He is being replaced by a young forensics technician. Said young forensics technician possesses a set of aesthetically pleasing female secondary sexual characteristics. Furthermore, she has long, slightly curly brunette hair, blue eyes and is marginally less annoying than the idiot she is currently taking the place of. She is the quintessential embodiment of John’s Pre-Mary type of woman.
Her name is Leslie, she insists on being called by her first name because we’re colleagues after all, and she has been flashing John a bright smile whenever he has turned in her direction since the moment they have arrived at the crime scene.
Sherlock isn’t even entirely sure why he despises her from the depth of his heart.
He eyes her out of the corner of his eye while carefully palpating the hem of the cotton shirt currently worn by the victim (Caleb Anthony Wilks, 37 years old, barbiturate poisoning, clearly not self-inflicted). If Lestrade stopped wasting his time with his idiotic suicide hypothesis, he would be able to concentrate for a second. What a wonderful world that would be.
Leslie runs a hand through her curls while pocketing her examination gloves, demonstratively batting her eyelashes in John’s direction.
Sherlock doesn’t approve of this.
John, meanwhile, doesn’t even seem to have noticed Leslie. He ignores her in favour of observing Sherlock. John watches him examine the corpse, smiling slightly, looking fascinated, completely in awe, maybe even more than usual. It doesn’t make any sense. It occurs to Sherlock that John has not dated any women for an unusually long period of time. He hasn’t been looking for one-night-stands, either. It’s not due to erectile dysfunction or a lack of sexual appetite. Sherlock knows that. He keeps track of John’s masturbatory habits for a reason, after all.

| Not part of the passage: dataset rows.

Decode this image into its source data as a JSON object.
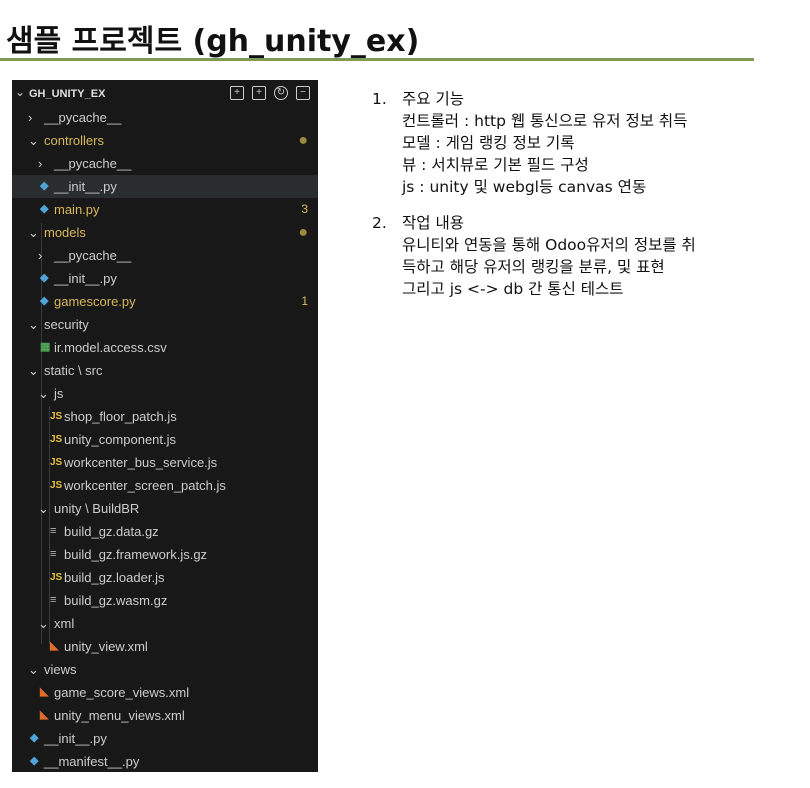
{
  "slide": {
    "title": "샘플 프로젝트 (gh_unity_ex)"
  },
  "explorer": {
    "root": "GH_UNITY_EX",
    "toolbar_icons": [
      "new-file-icon",
      "new-folder-icon",
      "refresh-icon",
      "collapse-all-icon"
    ],
    "items": [
      {
        "label": "__pycache__",
        "type": "folder",
        "collapsed": true
      },
      {
        "label": "controllers",
        "type": "folder",
        "badge": "●"
      },
      {
        "label": "__pycache__",
        "type": "folder",
        "collapsed": true
      },
      {
        "label": "__init__.py",
        "type": "py"
      },
      {
        "label": "main.py",
        "type": "py",
        "badge": "3"
      },
      {
        "label": "models",
        "type": "folder",
        "badge": "●"
      },
      {
        "label": "__pycache__",
        "type": "folder",
        "collapsed": true
      },
      {
        "label": "__init__.py",
        "type": "py"
      },
      {
        "label": "gamescore.py",
        "type": "py",
        "badge": "1"
      },
      {
        "label": "security",
        "type": "folder"
      },
      {
        "label": "ir.model.access.csv",
        "type": "csv"
      },
      {
        "label": "static \\ src",
        "type": "folder"
      },
      {
        "label": "js",
        "type": "folder"
      },
      {
        "label": "shop_floor_patch.js",
        "type": "js"
      },
      {
        "label": "unity_component.js",
        "type": "js"
      },
      {
        "label": "workcenter_bus_service.js",
        "type": "js"
      },
      {
        "label": "workcenter_screen_patch.js",
        "type": "js"
      },
      {
        "label": "unity \\ BuildBR",
        "type": "folder"
      },
      {
        "label": "build_gz.data.gz",
        "type": "gz"
      },
      {
        "label": "build_gz.framework.js.gz",
        "type": "gz"
      },
      {
        "label": "build_gz.loader.js",
        "type": "js"
      },
      {
        "label": "build_gz.wasm.gz",
        "type": "gz"
      },
      {
        "label": "xml",
        "type": "folder"
      },
      {
        "label": "unity_view.xml",
        "type": "xml"
      },
      {
        "label": "views",
        "type": "folder"
      },
      {
        "label": "game_score_views.xml",
        "type": "xml"
      },
      {
        "label": "unity_menu_views.xml",
        "type": "xml"
      },
      {
        "label": "__init__.py",
        "type": "py"
      },
      {
        "label": "__manifest__.py",
        "type": "py"
      }
    ]
  },
  "notes": [
    {
      "number": "1.",
      "lines": [
        "주요 기능",
        "컨트롤러 : http 웹 통신으로 유저 정보 취득",
        "모델 : 게임 랭킹 정보 기록",
        "뷰 : 서치뷰로 기본 필드 구성",
        "js : unity 및 webgl등 canvas 연동"
      ]
    },
    {
      "number": "2.",
      "lines": [
        "작업 내용",
        "유니티와 연동을 통해 Odoo유저의 정보를 취",
        "득하고 해당 유저의 랭킹을 분류, 및 표현",
        "그리고 js <-> db 간 통신 테스트"
      ]
    }
  ],
  "colors": {
    "explorer_bg": "#181818",
    "modified": "#d7b85a",
    "title_rule": "#7f9a55"
  }
}
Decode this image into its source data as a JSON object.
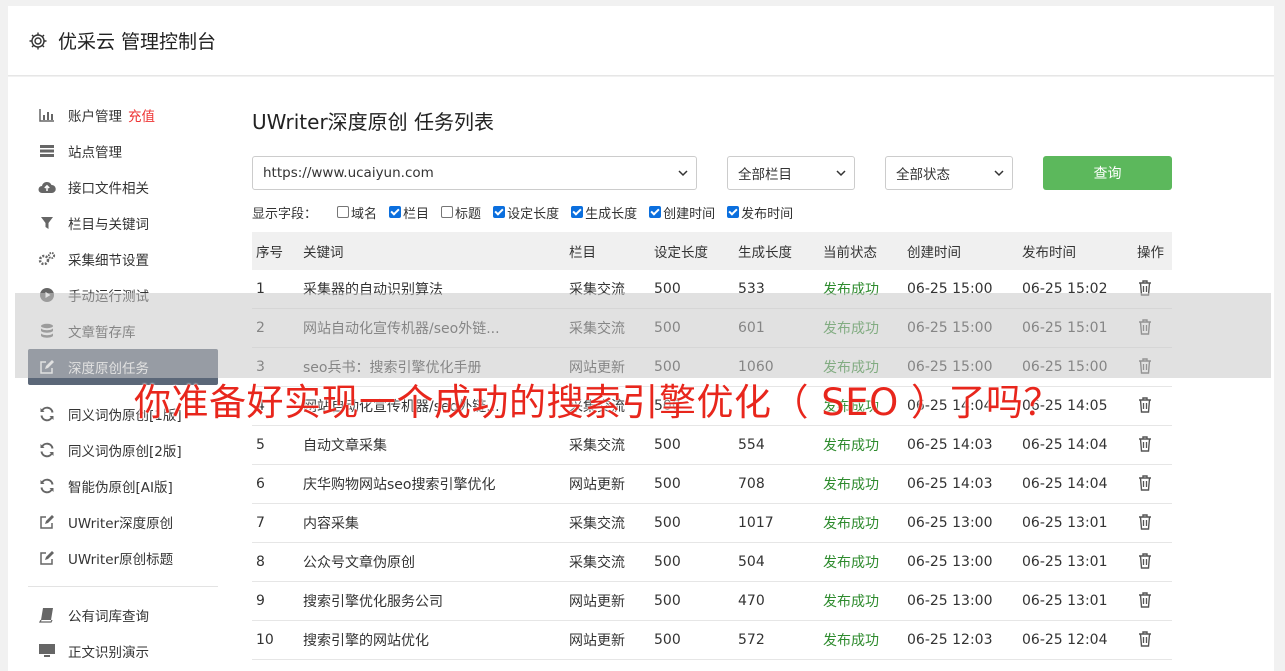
{
  "header": {
    "title": "优采云 管理控制台"
  },
  "sidebar": {
    "items": [
      {
        "label": "账户管理",
        "badge": "充值",
        "icon": "bar-chart-icon"
      },
      {
        "label": "站点管理",
        "icon": "server-icon"
      },
      {
        "label": "接口文件相关",
        "icon": "cloud-upload-icon"
      },
      {
        "label": "栏目与关键词",
        "icon": "filter-icon"
      },
      {
        "label": "采集细节设置",
        "icon": "gears-icon"
      },
      {
        "label": "手动运行测试",
        "icon": "play-icon"
      },
      {
        "label": "文章暂存库",
        "icon": "database-icon"
      },
      {
        "label": "深度原创任务",
        "icon": "edit-icon",
        "active": true
      },
      {
        "label": "同义词伪原创[1版]",
        "icon": "refresh-icon"
      },
      {
        "label": "同义词伪原创[2版]",
        "icon": "refresh-icon"
      },
      {
        "label": "智能伪原创[AI版]",
        "icon": "refresh-icon"
      },
      {
        "label": "UWriter深度原创",
        "icon": "edit-icon"
      },
      {
        "label": "UWriter原创标题",
        "icon": "edit-icon"
      },
      {
        "label": "公有词库查询",
        "icon": "book-icon"
      },
      {
        "label": "正文识别演示",
        "icon": "monitor-icon"
      }
    ]
  },
  "main": {
    "title": "UWriter深度原创 任务列表",
    "site_select": "https://www.ucaiyun.com",
    "column_select": "全部栏目",
    "status_select": "全部状态",
    "query_button": "查询",
    "fields_label": "显示字段：",
    "fields": [
      {
        "label": "域名",
        "checked": false
      },
      {
        "label": "栏目",
        "checked": true
      },
      {
        "label": "标题",
        "checked": false
      },
      {
        "label": "设定长度",
        "checked": true
      },
      {
        "label": "生成长度",
        "checked": true
      },
      {
        "label": "创建时间",
        "checked": true
      },
      {
        "label": "发布时间",
        "checked": true
      }
    ],
    "columns": [
      "序号",
      "关键词",
      "栏目",
      "设定长度",
      "生成长度",
      "当前状态",
      "创建时间",
      "发布时间",
      "操作"
    ],
    "rows": [
      [
        "1",
        "采集器的自动识别算法",
        "采集交流",
        "500",
        "533",
        "发布成功",
        "06-25 15:00",
        "06-25 15:02"
      ],
      [
        "2",
        "网站自动化宣传机器/seo外链...",
        "采集交流",
        "500",
        "601",
        "发布成功",
        "06-25 15:00",
        "06-25 15:01"
      ],
      [
        "3",
        "seo兵书：搜索引擎优化手册",
        "网站更新",
        "500",
        "1060",
        "发布成功",
        "06-25 15:00",
        "06-25 15:00"
      ],
      [
        "4",
        "网站自动化宣传机器/seo外链...",
        "采集交流",
        "500",
        "",
        "发布成功",
        "06-25 14:04",
        "06-25 14:05"
      ],
      [
        "5",
        "自动文章采集",
        "采集交流",
        "500",
        "554",
        "发布成功",
        "06-25 14:03",
        "06-25 14:04"
      ],
      [
        "6",
        "庆华购物网站seo搜索引擎优化",
        "网站更新",
        "500",
        "708",
        "发布成功",
        "06-25 14:03",
        "06-25 14:04"
      ],
      [
        "7",
        "内容采集",
        "采集交流",
        "500",
        "1017",
        "发布成功",
        "06-25 13:00",
        "06-25 13:01"
      ],
      [
        "8",
        "公众号文章伪原创",
        "采集交流",
        "500",
        "504",
        "发布成功",
        "06-25 13:00",
        "06-25 13:01"
      ],
      [
        "9",
        "搜索引擎优化服务公司",
        "网站更新",
        "500",
        "470",
        "发布成功",
        "06-25 13:00",
        "06-25 13:01"
      ],
      [
        "10",
        "搜索引擎的网站优化",
        "网站更新",
        "500",
        "572",
        "发布成功",
        "06-25 12:03",
        "06-25 12:04"
      ]
    ],
    "status_color": "#2e8b2e",
    "action_icon": "trash-icon"
  },
  "banner": {
    "text": "你准备好实现一个成功的搜索引擎优化（ SEO ）了吗？",
    "color": "#e8261c"
  }
}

Be that as it may, even though Leslie is female and obviously available, John has yet to respond to her flirting. This fact is way more interesting than the frankly not-at-all-boring murder mystery in front of Sherlock, and thinking about the John/Leslie equation significantly decelerates his thought process, which is counterproductive. He needs to focus.
Sherlock regains control over himself eventually. (He does so by insulting the entire team, including John, and ordering them to shut up. Leslie looks thoroughly taken aback, everyone else just complies. Standard procedure.) Ten minutes of quiet concentration enable him to solve the goddamn murder.
He delivers his deduction (poisoned by step brother who was being blackmailed for having sex with his own sister). John calls him brilliant and incredible, and a quite agreeable fluttering spreads in Sherlock’s stomach.
“She asked me out,” John announces cheerfully when they’re seated in the back of a cab heading towards Baker Street. “while you were busy sniffing Wilks’ fingernails.”
Sherlock experiences a sensation that resembles being punched in the gut.
“Boring,” he says, not quite succeeding in sounding disinterested.
“Exactly,” John agrees. “I declined.”
The weight on Sherlock’s stomach disappears abruptly and is instantly replaced by the familiar fluttering. “Why?”
John clenches his jaw. He places his hand on the backseat, pressing his fingertips into the leather. His hand is shockingly close to Sherlock’s. John’s fingers are twitching slightly, moving closer. For a brief instant, Sherlock is almost sure he is going to place his hand on top of his own.
John exhales heavily. “Just... because?” It sounds like a question.
Sherlock shakes his head slowly, clenching his hands and turning away to look out of the window.
He could imagine things right now. Things that would inevitably turn out to be wrong. Sherlock has dared to imagine things before and it has never ended well. He won’t try this time.
He realises too late that he has already started.